__TASK TO CARRY OUT__. Below are the records; they must be reproduced verbatim.

__RECORDS SUPPLIED__.
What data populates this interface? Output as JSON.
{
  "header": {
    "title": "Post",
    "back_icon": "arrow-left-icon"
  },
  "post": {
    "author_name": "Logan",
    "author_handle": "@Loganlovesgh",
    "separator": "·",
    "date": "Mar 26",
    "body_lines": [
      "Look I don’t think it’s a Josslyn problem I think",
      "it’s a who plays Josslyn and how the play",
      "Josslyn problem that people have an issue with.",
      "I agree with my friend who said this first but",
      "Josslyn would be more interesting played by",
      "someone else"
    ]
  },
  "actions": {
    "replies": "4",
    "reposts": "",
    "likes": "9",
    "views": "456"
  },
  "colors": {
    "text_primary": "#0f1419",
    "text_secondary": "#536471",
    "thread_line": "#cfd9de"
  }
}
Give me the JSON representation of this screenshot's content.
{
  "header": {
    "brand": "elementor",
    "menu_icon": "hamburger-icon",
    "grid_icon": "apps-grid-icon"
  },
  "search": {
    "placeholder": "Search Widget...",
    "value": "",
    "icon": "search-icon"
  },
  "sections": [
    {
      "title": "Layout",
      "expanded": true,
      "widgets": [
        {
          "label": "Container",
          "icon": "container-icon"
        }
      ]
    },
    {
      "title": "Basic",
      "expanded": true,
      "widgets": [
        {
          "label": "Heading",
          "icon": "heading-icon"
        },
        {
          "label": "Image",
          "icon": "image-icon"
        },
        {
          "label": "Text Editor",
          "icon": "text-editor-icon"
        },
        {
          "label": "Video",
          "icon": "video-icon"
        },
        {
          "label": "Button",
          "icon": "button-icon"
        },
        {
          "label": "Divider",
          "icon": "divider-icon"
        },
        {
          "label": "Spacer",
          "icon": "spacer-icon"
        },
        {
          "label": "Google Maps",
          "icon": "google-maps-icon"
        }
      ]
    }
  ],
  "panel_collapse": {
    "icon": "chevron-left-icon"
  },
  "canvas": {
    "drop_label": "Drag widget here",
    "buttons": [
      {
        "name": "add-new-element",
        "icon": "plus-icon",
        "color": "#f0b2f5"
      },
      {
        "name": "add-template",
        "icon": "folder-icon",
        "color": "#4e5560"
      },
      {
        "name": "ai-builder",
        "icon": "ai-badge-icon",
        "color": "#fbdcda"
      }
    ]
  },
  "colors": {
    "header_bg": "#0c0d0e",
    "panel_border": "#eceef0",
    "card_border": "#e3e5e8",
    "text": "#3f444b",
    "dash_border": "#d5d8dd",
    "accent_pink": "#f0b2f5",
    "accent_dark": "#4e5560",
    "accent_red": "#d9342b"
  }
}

__EXERCISE SOLUTION__.
What data populates this interface? Output as JSON.
{
  "header": {
    "title": "Post",
    "back_icon": "arrow-left-icon"
  },
  "post": {
    "author_name": "Logan",
    "author_handle": "@Loganlovesgh",
    "separator": "·",
    "date": "Mar 26",
    "body_lines": [
      "Look I don’t think it’s a Josslyn problem I think",
      "it’s a who plays Josslyn and how the play",
      "Josslyn problem that people have an issue with.",
      "I agree with my friend who said this first but",
      "Josslyn would be more interesting played by",
      "someone else"
    ]
  },
  "actions": {
    "replies": "4",
    "reposts": "",
    "likes": "9",
    "views": "456"
  },
  "colors": {
    "text_primary": "#0f1419",
    "text_secondary": "#536471",
    "thread_line": "#cfd9de"
  }
}
Give me the JSON representation of this screenshot's content.
{
  "header": {
    "brand": "elementor",
    "menu_icon": "hamburger-icon",
    "grid_icon": "apps-grid-icon"
  },
  "search": {
    "placeholder": "Search Widget...",
    "value": "",
    "icon": "search-icon"
  },
  "sections": [
    {
      "title": "Layout",
      "expanded": true,
      "widgets": [
        {
          "label": "Container",
          "icon": "container-icon"
        }
      ]
    },
    {
      "title": "Basic",
      "expanded": true,
      "widgets": [
        {
          "label": "Heading",
          "icon": "heading-icon"
        },
        {
          "label": "Image",
          "icon": "image-icon"
        },
        {
          "label": "Text Editor",
          "icon": "text-editor-icon"
        },
        {
          "label": "Video",
          "icon": "video-icon"
        },
        {
          "label": "Button",
          "icon": "button-icon"
        },
        {
          "label": "Divider",
          "icon": "divider-icon"
        },
        {
          "label": "Spacer",
          "icon": "spacer-icon"
        },
        {
          "label": "Google Maps",
          "icon": "google-maps-icon"
        }
      ]
    }
  ],
  "panel_collapse": {
    "icon": "chevron-left-icon"
  },
  "canvas": {
    "drop_label": "Drag widget here",
    "buttons": [
      {
        "name": "add-new-element",
        "icon": "plus-icon",
        "color": "#f0b2f5"
      },
      {
        "name": "add-template",
        "icon": "folder-icon",
        "color": "#4e5560"
      },
      {
        "name": "ai-builder",
        "icon": "ai-badge-icon",
        "color": "#fbdcda"
      }
    ]
  },
  "colors": {
    "header_bg": "#0c0d0e",
    "panel_border": "#eceef0",
    "card_border": "#e3e5e8",
    "text": "#3f444b",
    "dash_border": "#d5d8dd",
    "accent_pink": "#f0b2f5",
    "accent_dark": "#4e5560",
    "accent_red": "#d9342b"
  }
}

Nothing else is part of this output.